PROBLEM. If a line in the data below contains the word "speichern", copy it out.

****

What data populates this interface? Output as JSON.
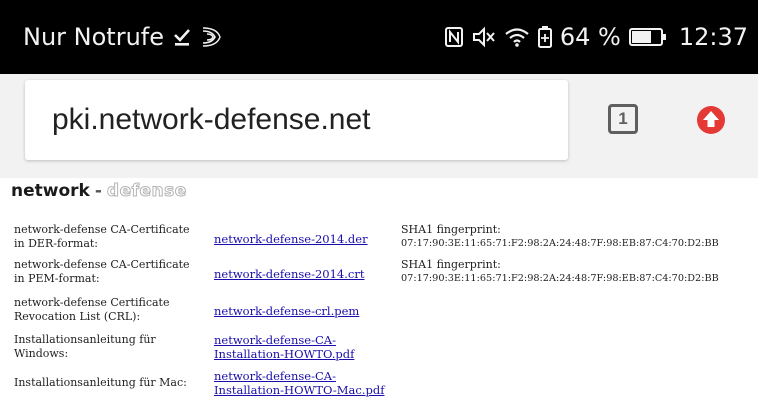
{
  "status_bar": {
    "carrier": "Nur Notrufe",
    "battery_percent": "64 %",
    "time": "12:37",
    "left_icons": [
      "check-download-icon",
      "signal-waves-icon"
    ],
    "right_icons": [
      "nfc-icon",
      "mute-icon",
      "wifi-icon",
      "battery-saver-icon",
      "battery-icon"
    ]
  },
  "toolbar": {
    "url": "pki.network-defense.net",
    "tab_count": "1",
    "update_icon": "update-arrow-icon",
    "accent_color": "#e53935"
  },
  "page": {
    "logo": {
      "part1": "network",
      "dash": "-",
      "part2": "defense"
    },
    "rows": [
      {
        "desc_lines": [
          "network-defense CA-Certificate",
          "in DER-format:"
        ],
        "link_lines": [
          "network-defense-2014.der"
        ],
        "fingerprint_label": "SHA1 fingerprint:",
        "fingerprint_value": "07:17:90:3E:11:65:71:F2:98:2A:24:48:7F:98:EB:87:C4:70:D2:BB"
      },
      {
        "desc_lines": [
          "network-defense CA-Certificate",
          "in PEM-format:"
        ],
        "link_lines": [
          "network-defense-2014.crt"
        ],
        "fingerprint_label": "SHA1 fingerprint:",
        "fingerprint_value": "07:17:90:3E:11:65:71:F2:98:2A:24:48:7F:98:EB:87:C4:70:D2:BB"
      },
      {
        "desc_lines": [
          "network-defense Certificate",
          "Revocation List (CRL):"
        ],
        "link_lines": [
          "network-defense-crl.pem"
        ]
      },
      {
        "desc_lines": [
          "Installationsanleitung für",
          "Windows:"
        ],
        "link_lines": [
          "network-defense-CA-",
          "Installation-HOWTO.pdf"
        ]
      },
      {
        "desc_lines": [
          "Installationsanleitung für Mac:"
        ],
        "link_lines": [
          "network-defense-CA-",
          "Installation-HOWTO-Mac.pdf"
        ]
      }
    ]
  }
}
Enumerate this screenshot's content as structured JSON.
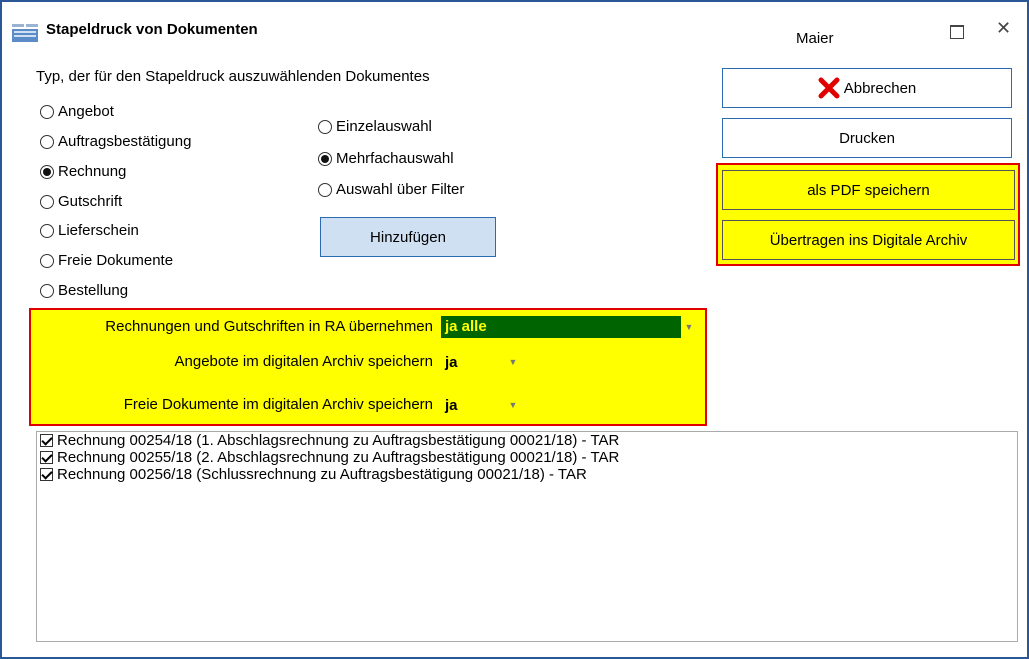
{
  "window": {
    "title": "Stapeldruck von Dokumenten",
    "user": "Maier",
    "border_color": "#2b5797"
  },
  "doc_type": {
    "heading": "Typ, der für den Stapeldruck auszuwählenden Dokumentes",
    "options": [
      "Angebot",
      "Auftragsbestätigung",
      "Rechnung",
      "Gutschrift",
      "Lieferschein",
      "Freie Dokumente",
      "Bestellung"
    ],
    "selected": "Rechnung"
  },
  "selection_mode": {
    "options": [
      "Einzelauswahl",
      "Mehrfachauswahl",
      "Auswahl über Filter"
    ],
    "selected": "Mehrfachauswahl"
  },
  "buttons": {
    "add": "Hinzufügen",
    "cancel": "Abbrechen",
    "print": "Drucken",
    "save_pdf": "als PDF speichern",
    "archive": "Übertragen ins Digitale Archiv"
  },
  "settings": {
    "rechnungen_label": "Rechnungen und Gutschriften in RA übernehmen",
    "rechnungen_value": "ja alle",
    "angebote_label": "Angebote im digitalen Archiv speichern",
    "angebote_value": "ja",
    "freie_label": "Freie Dokumente im digitalen Archiv speichern",
    "freie_value": "ja",
    "highlight_color": "#ffff00",
    "selected_combo_color": "#006400",
    "selected_combo_text_color": "#ffff00"
  },
  "documents": [
    {
      "checked": true,
      "text": "Rechnung 00254/18 (1. Abschlagsrechnung zu Auftragsbestätigung 00021/18) - TAR"
    },
    {
      "checked": true,
      "text": "Rechnung 00255/18 (2. Abschlagsrechnung zu Auftragsbestätigung 00021/18) - TAR"
    },
    {
      "checked": true,
      "text": "Rechnung 00256/18 (Schlussrechnung zu Auftragsbestätigung 00021/18) - TAR"
    }
  ],
  "icons": {
    "app": "grid-app-icon",
    "cancel": "red-x-icon",
    "maximize": "maximize-icon",
    "close": "close-icon",
    "dropdown": "chevron-down-icon"
  }
}
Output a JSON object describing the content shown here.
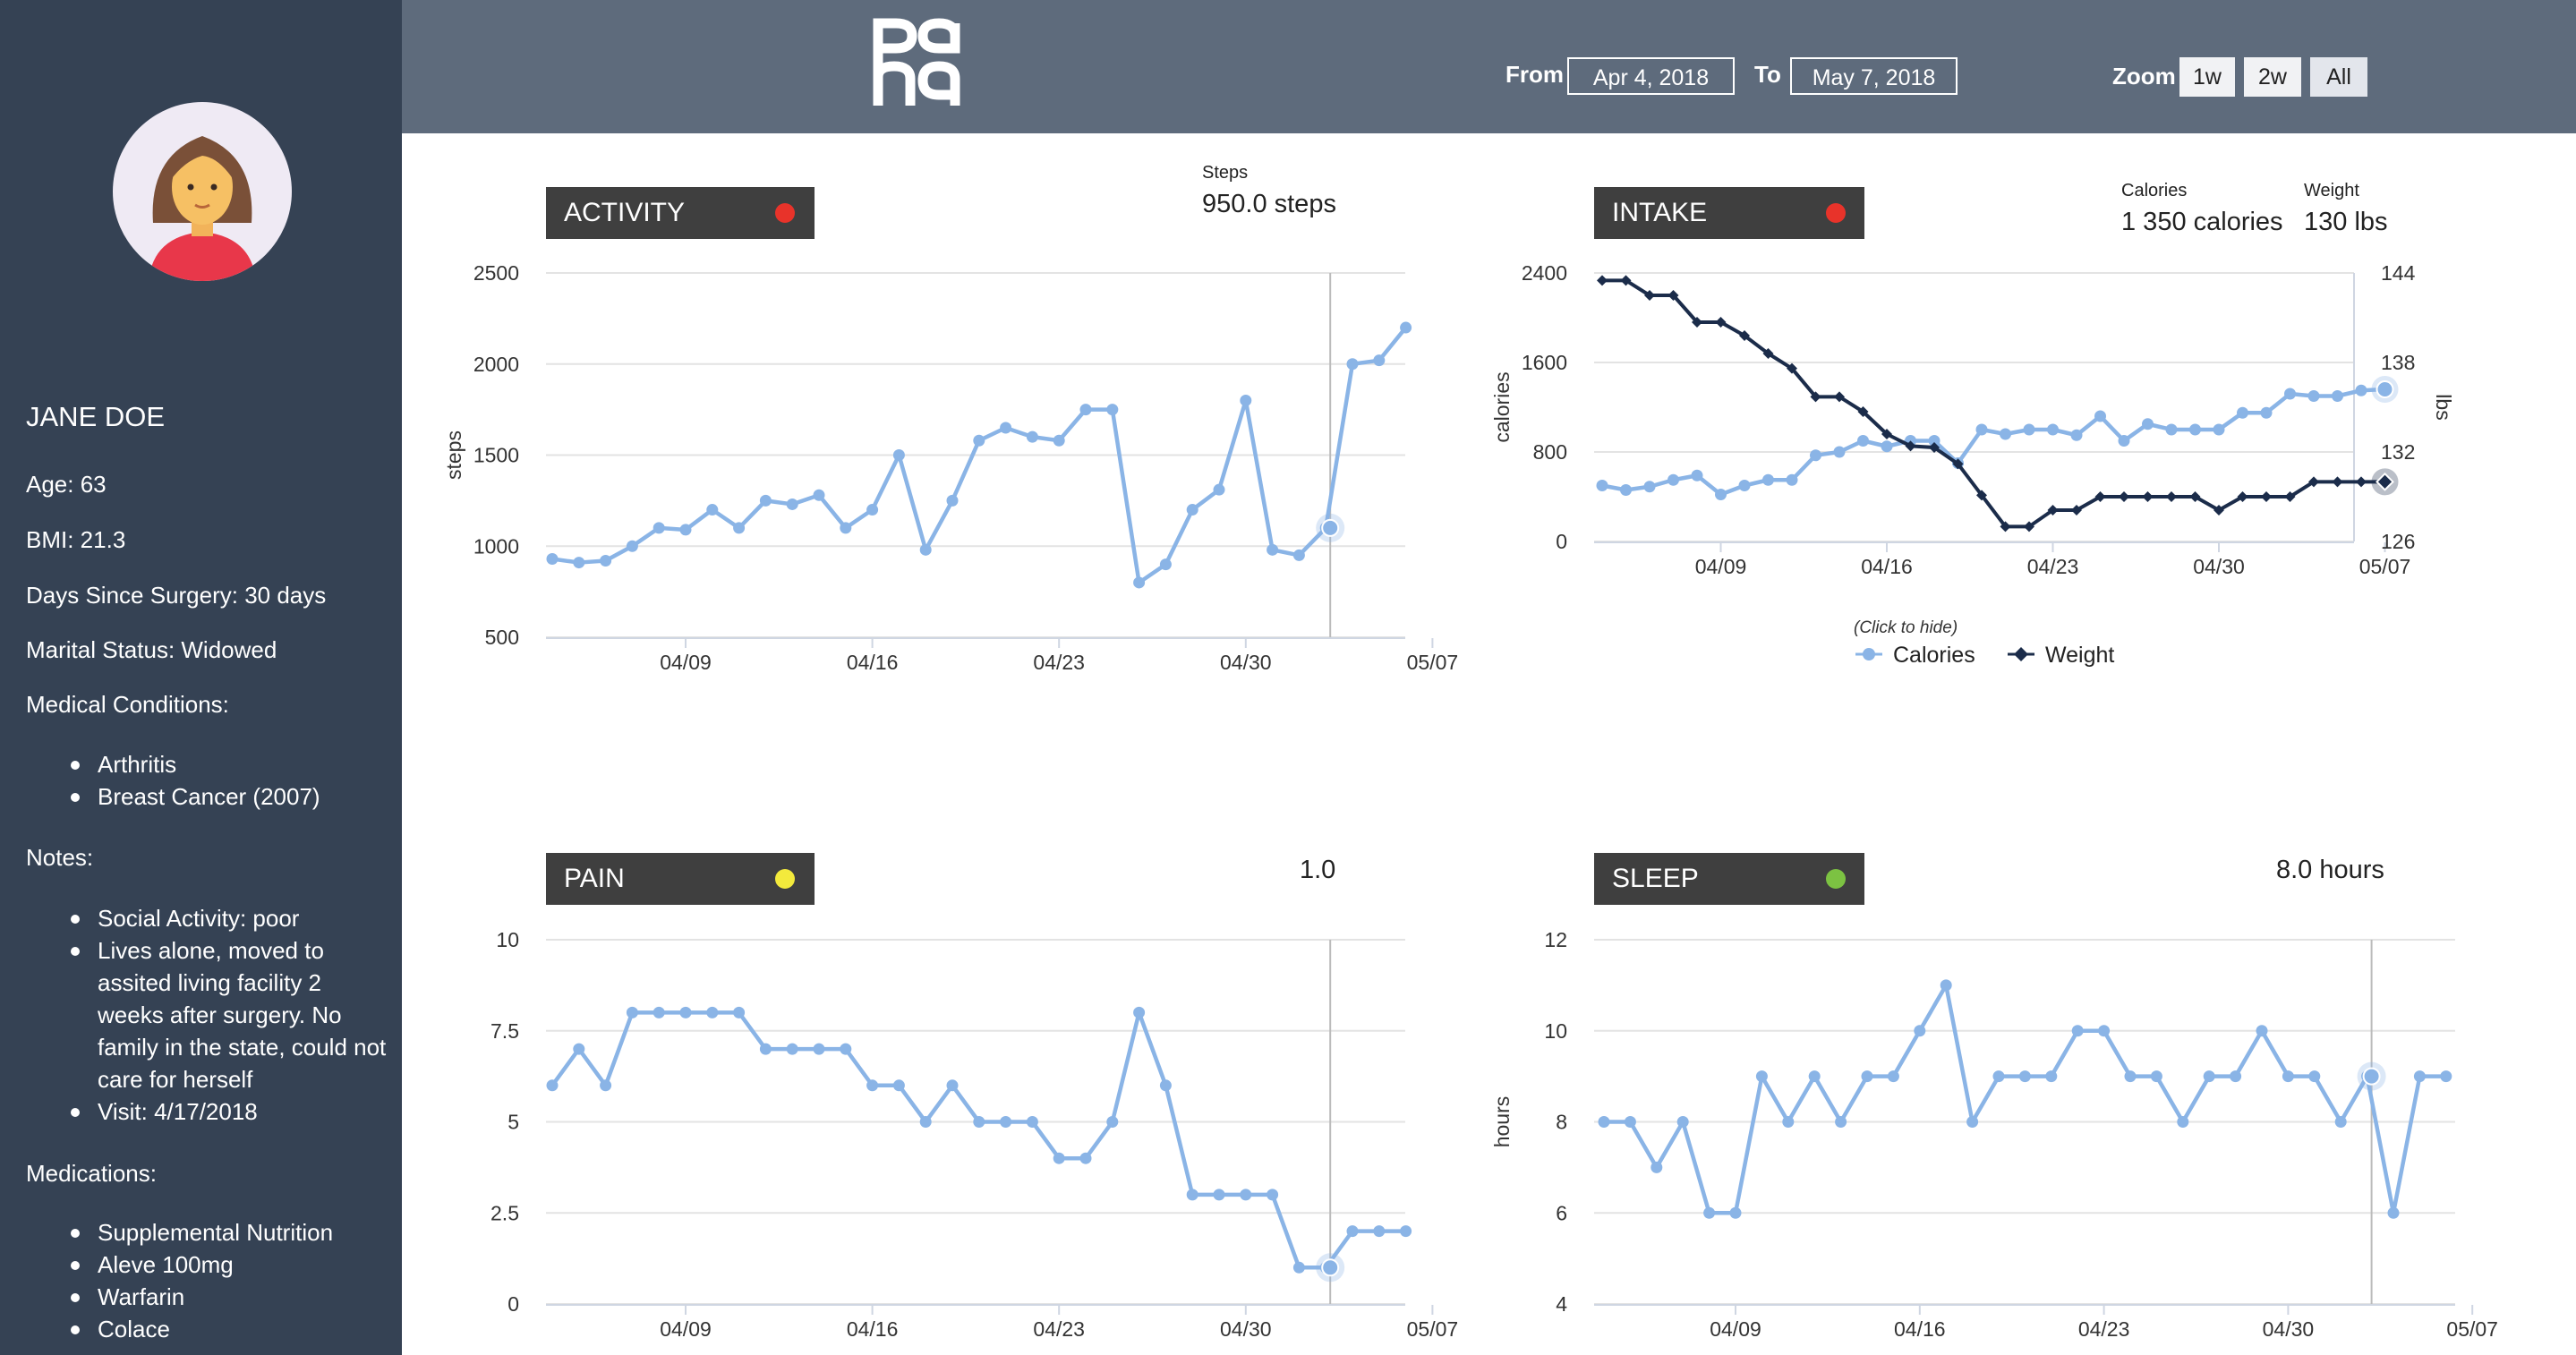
{
  "sidebar": {
    "patient_name": "JANE DOE",
    "age": "Age: 63",
    "bmi": "BMI: 21.3",
    "days_since_surgery": "Days Since Surgery: 30 days",
    "marital_status": "Marital Status: Widowed",
    "conditions_heading": "Medical Conditions:",
    "conditions": [
      "Arthritis",
      "Breast Cancer (2007)"
    ],
    "notes_heading": "Notes:",
    "notes": [
      "Social Activity: poor",
      "Lives alone, moved to assited living facility 2 weeks after surgery. No family in the state, could not care for herself",
      "Visit: 4/17/2018"
    ],
    "medications_heading": "Medications:",
    "medications": [
      "Supplemental Nutrition",
      "Aleve 100mg",
      "Warfarin",
      "Colace"
    ]
  },
  "header": {
    "logo_text": "pgha",
    "from_label": "From",
    "from_date": "Apr 4, 2018",
    "to_label": "To",
    "to_date": "May 7, 2018",
    "zoom_label": "Zoom",
    "zoom_options": [
      "1w",
      "2w",
      "All"
    ],
    "zoom_selected": "All"
  },
  "panels": {
    "activity": {
      "title": "ACTIVITY",
      "status_color": "#e8332a",
      "readout_label": "Steps",
      "readout_value": "950.0 steps"
    },
    "intake": {
      "title": "INTAKE",
      "status_color": "#e8332a",
      "readout_labels": [
        "Calories",
        "Weight"
      ],
      "readout_values": [
        "1 350 calories",
        "130 lbs"
      ],
      "legend_hint": "(Click to hide)"
    },
    "pain": {
      "title": "PAIN",
      "status_color": "#f3ea3c",
      "readout_value": "1.0"
    },
    "sleep": {
      "title": "SLEEP",
      "status_color": "#7cc242",
      "readout_value": "8.0 hours"
    }
  },
  "chart_data": [
    {
      "id": "activity",
      "type": "line",
      "x": [
        "2018-04-04",
        "2018-04-05",
        "2018-04-06",
        "2018-04-07",
        "2018-04-08",
        "2018-04-09",
        "2018-04-10",
        "2018-04-11",
        "2018-04-12",
        "2018-04-13",
        "2018-04-14",
        "2018-04-15",
        "2018-04-16",
        "2018-04-17",
        "2018-04-18",
        "2018-04-19",
        "2018-04-20",
        "2018-04-21",
        "2018-04-22",
        "2018-04-23",
        "2018-04-24",
        "2018-04-25",
        "2018-04-26",
        "2018-04-27",
        "2018-04-28",
        "2018-04-29",
        "2018-04-30",
        "2018-05-01",
        "2018-05-02",
        "2018-05-03",
        "2018-05-04",
        "2018-05-05",
        "2018-05-06",
        "2018-05-07"
      ],
      "series": [
        {
          "values": [
            930,
            910,
            920,
            1000,
            1100,
            1090,
            1200,
            1100,
            1250,
            1230,
            1280,
            1100,
            1200,
            1500,
            980,
            1250,
            1580,
            1650,
            1600,
            1580,
            1750,
            1750,
            800,
            900,
            1200,
            1310,
            1800,
            980,
            950,
            1100,
            2000,
            2020,
            2200
          ]
        }
      ],
      "xlabel": "",
      "ylabel": "steps",
      "xticks": [
        "04/09",
        "04/16",
        "04/23",
        "04/30",
        "05/07"
      ],
      "yticks": [
        500,
        1000,
        1500,
        2000,
        2500
      ],
      "ylim": [
        500,
        2500
      ],
      "xlim": [
        "2018-04-04",
        "2018-05-07"
      ],
      "highlight_x": "2018-05-03",
      "color": "#8ab4e6",
      "grid": true
    },
    {
      "id": "intake",
      "type": "line",
      "x": [
        "2018-04-04",
        "2018-04-05",
        "2018-04-06",
        "2018-04-07",
        "2018-04-08",
        "2018-04-09",
        "2018-04-10",
        "2018-04-11",
        "2018-04-12",
        "2018-04-13",
        "2018-04-14",
        "2018-04-15",
        "2018-04-16",
        "2018-04-17",
        "2018-04-18",
        "2018-04-19",
        "2018-04-20",
        "2018-04-21",
        "2018-04-22",
        "2018-04-23",
        "2018-04-24",
        "2018-04-25",
        "2018-04-26",
        "2018-04-27",
        "2018-04-28",
        "2018-04-29",
        "2018-04-30",
        "2018-05-01",
        "2018-05-02",
        "2018-05-03",
        "2018-05-04",
        "2018-05-05",
        "2018-05-06",
        "2018-05-07"
      ],
      "series": [
        {
          "name": "Calories",
          "axis": "left",
          "color": "#8ab4e6",
          "marker": "circle",
          "values": [
            500,
            460,
            490,
            550,
            590,
            420,
            500,
            550,
            550,
            770,
            800,
            900,
            850,
            900,
            900,
            700,
            1000,
            960,
            1000,
            1000,
            950,
            1120,
            900,
            1050,
            1000,
            1000,
            1000,
            1150,
            1150,
            1320,
            1300,
            1300,
            1350,
            1360
          ]
        },
        {
          "name": "Weight",
          "axis": "right",
          "color": "#1b2c4a",
          "marker": "diamond",
          "values": [
            143.5,
            143.5,
            142.5,
            142.5,
            140.7,
            140.7,
            139.8,
            138.6,
            137.6,
            135.7,
            135.7,
            134.7,
            133.2,
            132.4,
            132.3,
            131.2,
            129.1,
            127.0,
            127.0,
            128.1,
            128.1,
            129.0,
            129.0,
            129.0,
            129.0,
            129.0,
            128.1,
            129.0,
            129.0,
            129.0,
            130.0,
            130.0,
            130.0,
            130.0
          ]
        }
      ],
      "ylabel": "calories",
      "ylabel_right": "lbs",
      "xticks": [
        "04/09",
        "04/16",
        "04/23",
        "04/30",
        "05/07"
      ],
      "yticks": [
        0,
        800,
        1600,
        2400
      ],
      "yticks_right": [
        126,
        132,
        138,
        144
      ],
      "ylim": [
        0,
        2400
      ],
      "ylim_right": [
        126,
        144
      ],
      "legend": "bottom-center",
      "grid": true
    },
    {
      "id": "pain",
      "type": "line",
      "x": [
        "2018-04-04",
        "2018-04-05",
        "2018-04-06",
        "2018-04-07",
        "2018-04-08",
        "2018-04-09",
        "2018-04-10",
        "2018-04-11",
        "2018-04-12",
        "2018-04-13",
        "2018-04-14",
        "2018-04-15",
        "2018-04-16",
        "2018-04-17",
        "2018-04-18",
        "2018-04-19",
        "2018-04-20",
        "2018-04-21",
        "2018-04-22",
        "2018-04-23",
        "2018-04-24",
        "2018-04-25",
        "2018-04-26",
        "2018-04-27",
        "2018-04-28",
        "2018-04-29",
        "2018-04-30",
        "2018-05-01",
        "2018-05-02",
        "2018-05-03",
        "2018-05-04",
        "2018-05-05",
        "2018-05-06",
        "2018-05-07"
      ],
      "series": [
        {
          "values": [
            6,
            7,
            6,
            8,
            8,
            8,
            8,
            8,
            7,
            7,
            7,
            7,
            6,
            6,
            5,
            6,
            5,
            5,
            5,
            4,
            4,
            5,
            8,
            6,
            3,
            3,
            3,
            3,
            1,
            1,
            2,
            2,
            2
          ]
        }
      ],
      "ylabel": "",
      "xticks": [
        "04/09",
        "04/16",
        "04/23",
        "04/30",
        "05/07"
      ],
      "yticks": [
        0,
        2.5,
        5,
        7.5,
        10
      ],
      "ylim": [
        0,
        10
      ],
      "highlight_x": "2018-05-03",
      "color": "#8ab4e6",
      "grid": true
    },
    {
      "id": "sleep",
      "type": "line",
      "x": [
        "2018-04-04",
        "2018-04-05",
        "2018-04-06",
        "2018-04-07",
        "2018-04-08",
        "2018-04-09",
        "2018-04-10",
        "2018-04-11",
        "2018-04-12",
        "2018-04-13",
        "2018-04-14",
        "2018-04-15",
        "2018-04-16",
        "2018-04-17",
        "2018-04-18",
        "2018-04-19",
        "2018-04-20",
        "2018-04-21",
        "2018-04-22",
        "2018-04-23",
        "2018-04-24",
        "2018-04-25",
        "2018-04-26",
        "2018-04-27",
        "2018-04-28",
        "2018-04-29",
        "2018-04-30",
        "2018-05-01",
        "2018-05-02",
        "2018-05-03",
        "2018-05-04",
        "2018-05-05",
        "2018-05-06",
        "2018-05-07"
      ],
      "series": [
        {
          "values": [
            8,
            8,
            7,
            8,
            6,
            6,
            9,
            8,
            9,
            8,
            9,
            9,
            10,
            11,
            8,
            9,
            9,
            9,
            10,
            10,
            9,
            9,
            8,
            9,
            9,
            10,
            9,
            9,
            8,
            9,
            6,
            9,
            9
          ]
        }
      ],
      "ylabel": "hours",
      "xticks": [
        "04/09",
        "04/16",
        "04/23",
        "04/30",
        "05/07"
      ],
      "yticks": [
        4,
        6,
        8,
        10,
        12
      ],
      "ylim": [
        4,
        12
      ],
      "highlight_x": "2018-05-03",
      "color": "#8ab4e6",
      "grid": true
    }
  ]
}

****

RESULT OF THE TASK.
    "save_pdf": "als PDF speichern",
    "angebote_label": "Angebote im digitalen Archiv speichern",
    "freie_label": "Freie Dokumente im digitalen Archiv speichern",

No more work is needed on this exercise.